### WHAT IS BEING ASKED:
Could you reproduce all the entries under this sentence exactly, leaving the images aside?

### ENTRIES PROVIDED:
⁂

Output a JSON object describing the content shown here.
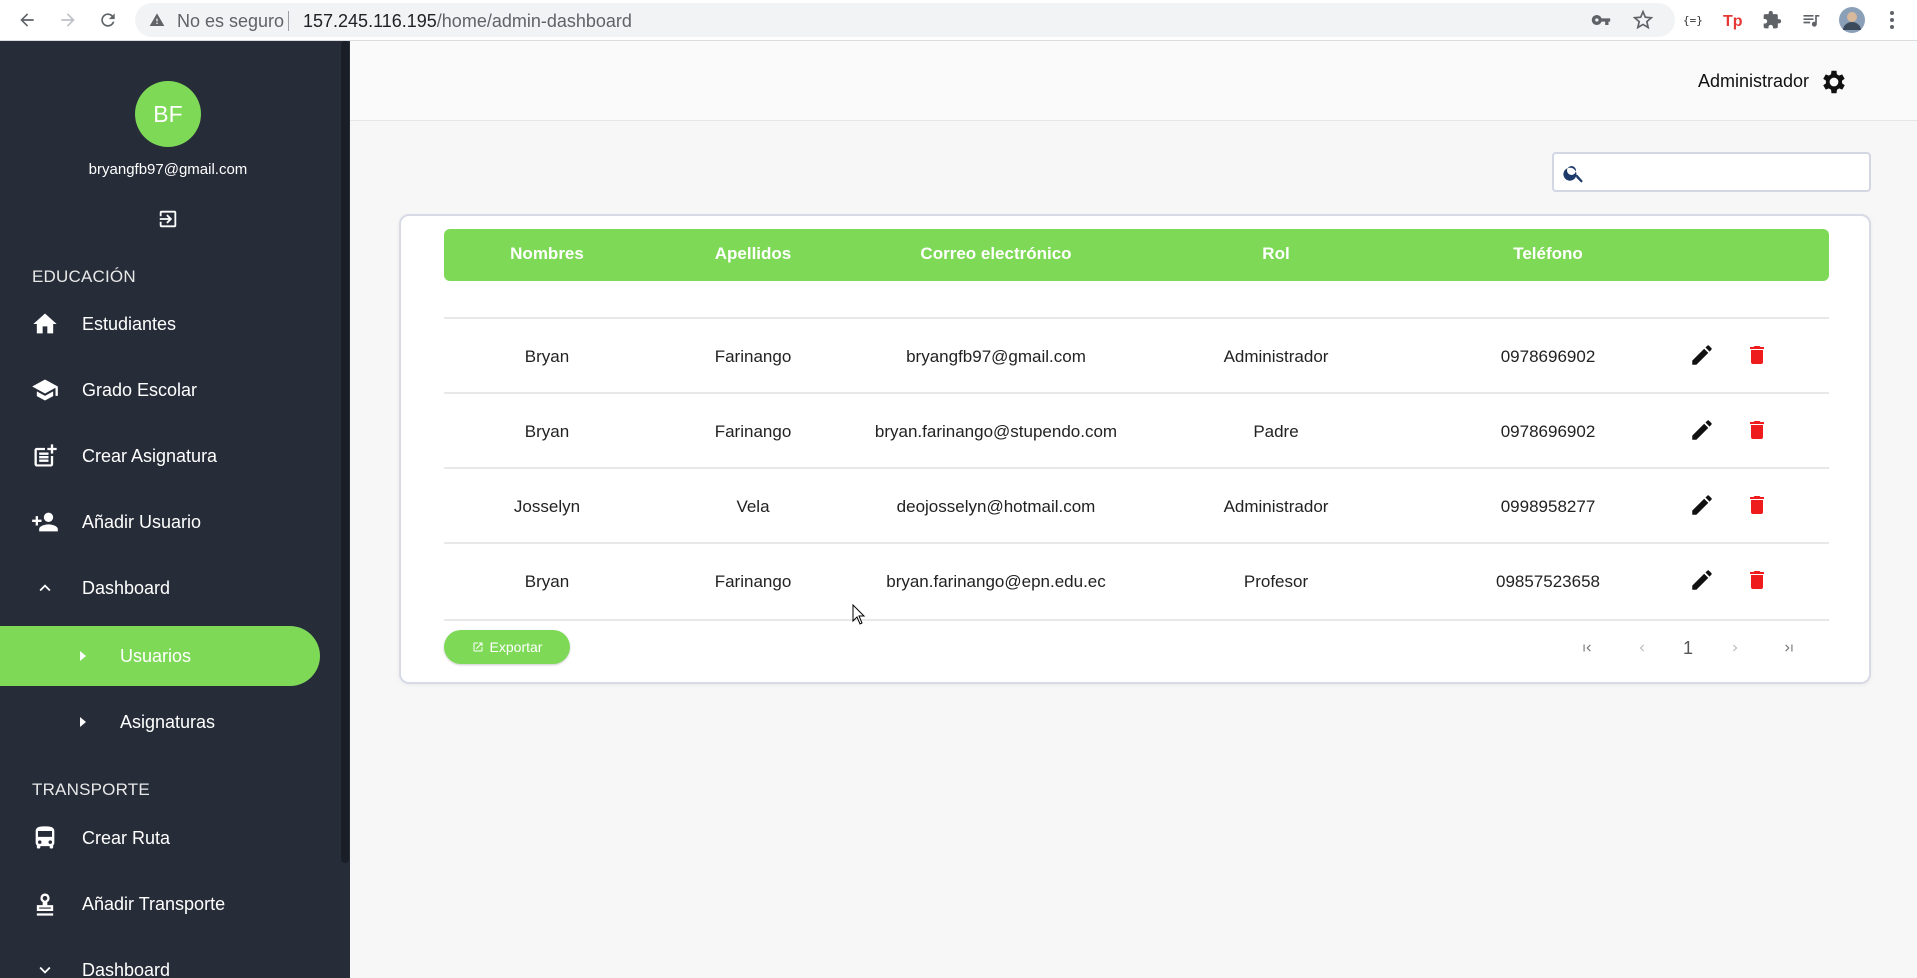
{
  "browser": {
    "security_text": "No es seguro",
    "url_host": "157.245.116.195",
    "url_path": "/home/admin-dashboard"
  },
  "sidebar": {
    "avatar_initials": "BF",
    "user_email": "bryangfb97@gmail.com",
    "sections": [
      {
        "title": "EDUCACIÓN",
        "items": [
          {
            "label": "Estudiantes",
            "icon": "home-icon"
          },
          {
            "label": "Grado Escolar",
            "icon": "school-icon"
          },
          {
            "label": "Crear Asignatura",
            "icon": "post-add-icon"
          },
          {
            "label": "Añadir Usuario",
            "icon": "person-add-icon"
          },
          {
            "label": "Dashboard",
            "icon": "chevron-up-icon"
          }
        ],
        "subitems": [
          {
            "label": "Usuarios",
            "active": true
          },
          {
            "label": "Asignaturas",
            "active": false
          }
        ]
      },
      {
        "title": "TRANSPORTE",
        "items": [
          {
            "label": "Crear Ruta",
            "icon": "bus-icon"
          },
          {
            "label": "Añadir Transporte",
            "icon": "stamp-icon"
          },
          {
            "label": "Dashboard",
            "icon": "chevron-down-icon"
          }
        ]
      }
    ]
  },
  "header": {
    "role_label": "Administrador"
  },
  "search": {
    "placeholder": ""
  },
  "table": {
    "columns": [
      "Nombres",
      "Apellidos",
      "Correo electrónico",
      "Rol",
      "Teléfono"
    ],
    "rows": [
      [
        "Bryan",
        "Farinango",
        "bryangfb97@gmail.com",
        "Administrador",
        "0978696902"
      ],
      [
        "Bryan",
        "Farinango",
        "bryan.farinango@stupendo.com",
        "Padre",
        "0978696902"
      ],
      [
        "Josselyn",
        "Vela",
        "deojosselyn@hotmail.com",
        "Administrador",
        "0998958277"
      ],
      [
        "Bryan",
        "Farinango",
        "bryan.farinango@epn.edu.ec",
        "Profesor",
        "09857523658"
      ]
    ]
  },
  "footer": {
    "export_label": "Exportar",
    "current_page": "1"
  },
  "colors": {
    "accent": "#7ed957",
    "sidebar_bg": "#262c38",
    "delete": "#ee1c1c"
  }
}
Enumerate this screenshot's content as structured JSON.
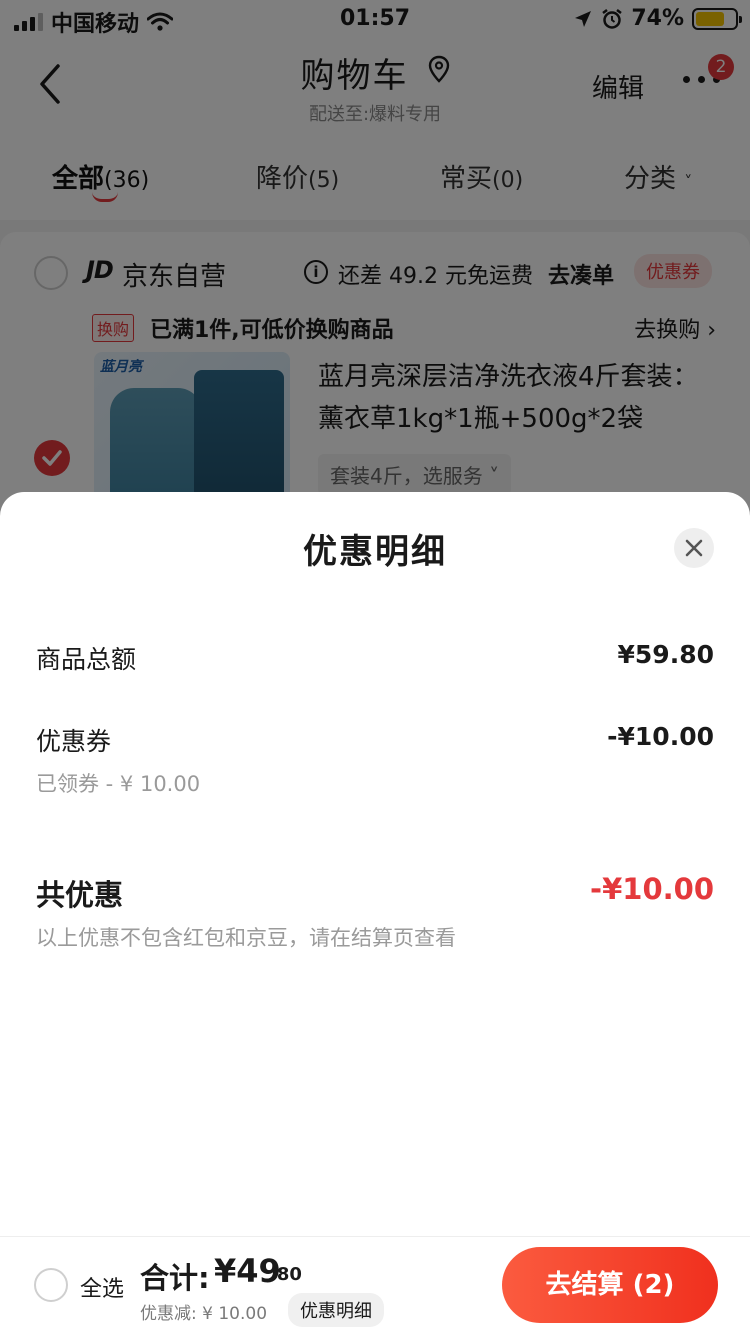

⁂

### ANSWER TO THE EXERCISE:
Output a JSON object describing the content shown here.
{
  "browser": {
    "security_text": "No es seguro",
    "url_host": "157.245.116.195",
    "url_path": "/home/admin-dashboard"
  },
  "sidebar": {
    "avatar_initials": "BF",
    "user_email": "bryangfb97@gmail.com",
    "sections": [
      {
        "title": "EDUCACIÓN",
        "items": [
          {
            "label": "Estudiantes",
            "icon": "home-icon"
          },
          {
            "label": "Grado Escolar",
            "icon": "school-icon"
          },
          {
            "label": "Crear Asignatura",
            "icon": "post-add-icon"
          },
          {
            "label": "Añadir Usuario",
            "icon": "person-add-icon"
          },
          {
            "label": "Dashboard",
            "icon": "chevron-up-icon"
          }
        ],
        "subitems": [
          {
            "label": "Usuarios",
            "active": true
          },
          {
            "label": "Asignaturas",
            "active": false
          }
        ]
      },
      {
        "title": "TRANSPORTE",
        "items": [
          {
            "label": "Crear Ruta",
            "icon": "bus-icon"
          },
          {
            "label": "Añadir Transporte",
            "icon": "stamp-icon"
          },
          {
            "label": "Dashboard",
            "icon": "chevron-down-icon"
          }
        ]
      }
    ]
  },
  "header": {
    "role_label": "Administrador"
  },
  "search": {
    "placeholder": ""
  },
  "table": {
    "columns": [
      "Nombres",
      "Apellidos",
      "Correo electrónico",
      "Rol",
      "Teléfono"
    ],
    "rows": [
      [
        "Bryan",
        "Farinango",
        "bryangfb97@gmail.com",
        "Administrador",
        "0978696902"
      ],
      [
        "Bryan",
        "Farinango",
        "bryan.farinango@stupendo.com",
        "Padre",
        "0978696902"
      ],
      [
        "Josselyn",
        "Vela",
        "deojosselyn@hotmail.com",
        "Administrador",
        "0998958277"
      ],
      [
        "Bryan",
        "Farinango",
        "bryan.farinango@epn.edu.ec",
        "Profesor",
        "09857523658"
      ]
    ]
  },
  "footer": {
    "export_label": "Exportar",
    "current_page": "1"
  },
  "colors": {
    "accent": "#7ed957",
    "sidebar_bg": "#262c38",
    "delete": "#ee1c1c"
  }
}
Enumerate this screenshot's content as structured JSON.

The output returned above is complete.